1. Need. Before a judge will award alimony, the recipient must show a reasonable need. Review your spouse’s financial affidavit to determine: that the expenses stated there are reasonable; that the expenditures stated are consistent with the expenses during the marriage; and that the expenses are verifiable. If you support your adult children, congratulations for being a great parent, however, there is no duty to support adult children and support of an adult child is therefore arguably, not reasonable.
2. Ability to Pay. Before a judge will award alimony, the pecuniary spouse (the moneyed spouse) generally must have the ability to pay alimony. Review your financial affidavit to determine: that the expenses stated there are reasonable; that the expenditures stated are consistent with the expenses during the marriage; and that the expenses are verifiable.

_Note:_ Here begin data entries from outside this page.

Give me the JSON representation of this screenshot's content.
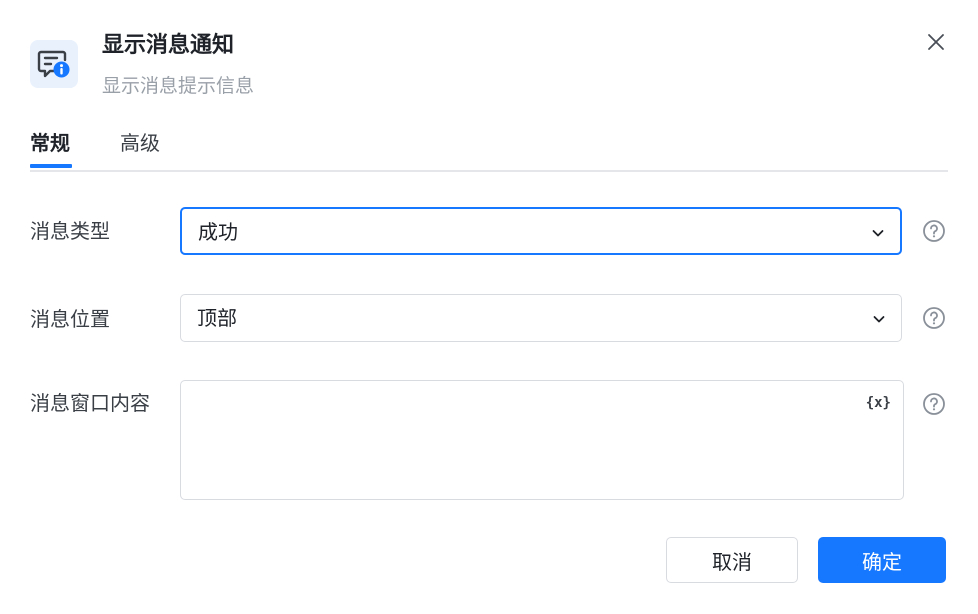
{
  "header": {
    "title": "显示消息通知",
    "subtitle": "显示消息提示信息",
    "icon": "message-info-icon",
    "accent_color": "#1677ff"
  },
  "tabs": [
    {
      "label": "常规",
      "active": true
    },
    {
      "label": "高级",
      "active": false
    }
  ],
  "fields": {
    "message_type": {
      "label": "消息类型",
      "value": "成功"
    },
    "message_position": {
      "label": "消息位置",
      "value": "顶部"
    },
    "message_content": {
      "label": "消息窗口内容",
      "value": "",
      "variable_button": "{x}"
    }
  },
  "footer": {
    "cancel_label": "取消",
    "confirm_label": "确定"
  }
}
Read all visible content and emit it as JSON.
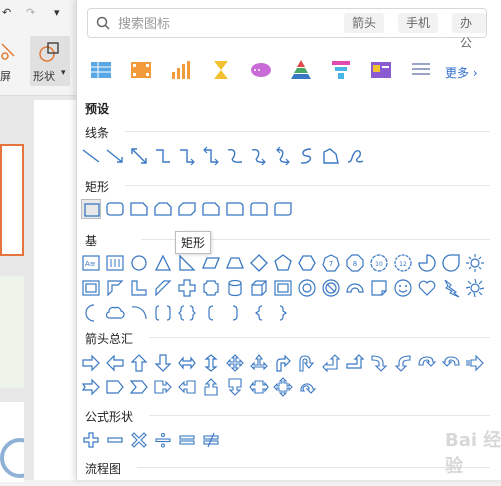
{
  "left_strip": {
    "screen_label": "屏",
    "shape_label": "形状",
    "dropdown_arrow": "▾",
    "undo_icon": "undo-icon",
    "redo_icon": "redo-icon"
  },
  "search": {
    "placeholder": "搜索图标",
    "chips": [
      "箭头",
      "手机",
      "办公"
    ]
  },
  "categories": {
    "icons": [
      "table-icon",
      "filmstrip-icon",
      "bar-chart-icon",
      "hourglass-icon",
      "cloud-bubble-icon",
      "pyramid-icon",
      "funnel-icon",
      "image-card-icon",
      "list-icon"
    ],
    "more_label": "更多"
  },
  "panel": {
    "preset_label": "预设",
    "sections": {
      "lines": "线条",
      "rect": "矩形",
      "basic": "基",
      "arrows": "箭头总汇",
      "equation": "公式形状",
      "flowchart": "流程图"
    },
    "basic_numbers": [
      "7",
      "8",
      "10",
      "12"
    ],
    "text_box_icon_text": "A≡"
  },
  "tooltip": {
    "text": "矩形"
  },
  "colors": {
    "accent": "#2f6fce",
    "shape_stroke": "#3a78c3",
    "panel_bg": "#ffffff"
  }
}
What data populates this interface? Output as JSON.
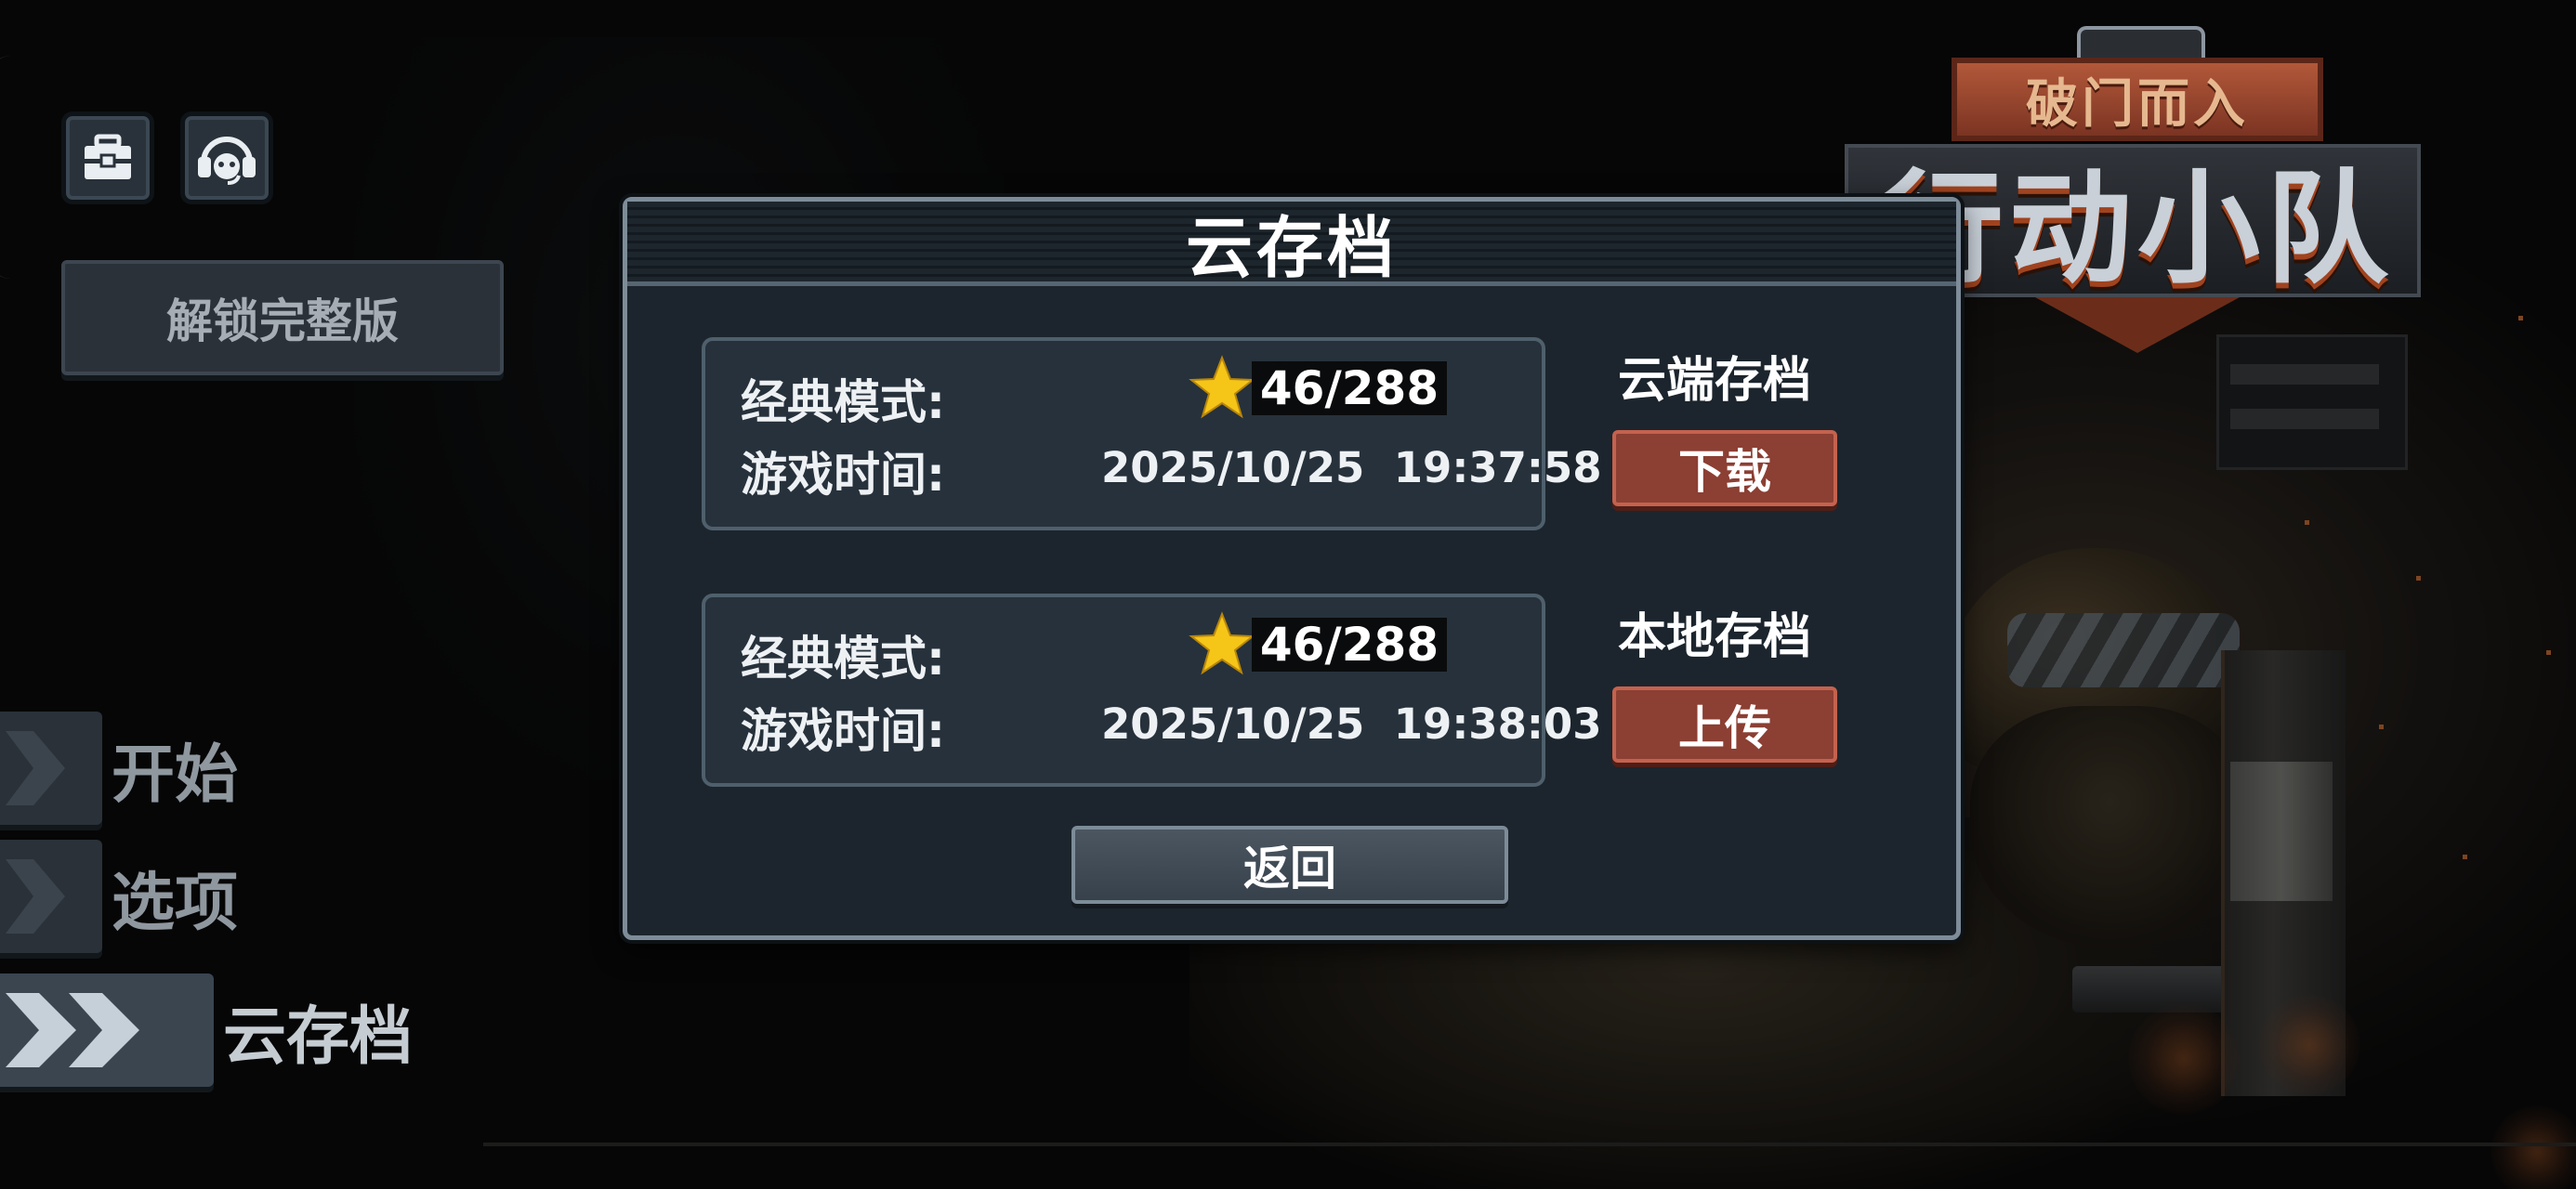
{
  "logo": {
    "subtitle": "破门而入",
    "title": "行动小队"
  },
  "top_icons": [
    {
      "icon": "briefcase-icon"
    },
    {
      "icon": "support-headset-icon"
    }
  ],
  "unlock_button": {
    "label": "解锁完整版"
  },
  "menu": {
    "items": [
      {
        "label": "开始"
      },
      {
        "label": "选项"
      },
      {
        "label": "云存档"
      }
    ]
  },
  "dialog": {
    "title": "云存档",
    "cloud": {
      "mode_label": "经典模式:",
      "stars": "46/288",
      "time_label": "游戏时间:",
      "time_value": "2025/10/25  19:37:58",
      "side_label": "云端存档",
      "button": "下载"
    },
    "local": {
      "mode_label": "经典模式:",
      "stars": "46/288",
      "time_label": "游戏时间:",
      "time_value": "2025/10/25  19:38:03",
      "side_label": "本地存档",
      "button": "上传"
    },
    "back_button": "返回"
  },
  "colors": {
    "accent_red": "#8c3f33",
    "star": "#f5c518",
    "dialog_bg": "#1c252d",
    "panel_border": "#7d8c98"
  }
}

Again, if you support your adult children, congratulations for being a great parent, however, there is no duty to support adult children and support of an adult child is therefore arguably, not reasonable. There is, however, a duty to support a needy spouse.
3. Lifestyle during Marriage. The longer the marriage, the more important lifestyle during the marriage becomes. Recent lifestyle is most important. For example, if you had a high-end lifestyle in the first few years but have had a middle class lifestyle in the most recent years, then the lifestyle is middle class and not upper class.
4. Value of Assets. Before resolving a claim for alimony, the trial judge will first distribute the assets and debts of the marriage equitably. That distribution will affect the need for alimony and the ability to pay alimony. For example, distribution of an income producing asset will affect need and ability to pay alimony.
5. Employability of Recipient. If your spouse has a high school diploma and no employment history, then his employability is limited. If your spouse has a graduate degree and recent employment history, then her employability is not as limited. The type of alimony and the duration of alimony will depend on the recipient spouse’s employability.
6. Voluntary Under Employment or Voluntary Unemployment. Voluntary unemployment or voluntary under employment is not unusual in a divorce situation. Matrimonial lawyers (and judges, who are lawyers too) know this as R.A.I.D.S. Recently Acquired Income Deficiency Syndrome. If you can prove the unemployment or under employment is voluntary, then you can ask for an imputation of income at a higher level.
This article is for general informational purposes only. This article is not intended as legal advice and does not substitute for the advice of an experienced Family Lawyer. The hiring of a lawyer is an important decision that should not be made based on advertising alone. Contact me to provide written information about my qualifications. Visit my website at http://www.DoreenVarela.com for information about me and about my qualifications. Contact me at 561-820-0811 to discuss your particular circumstances in confidence.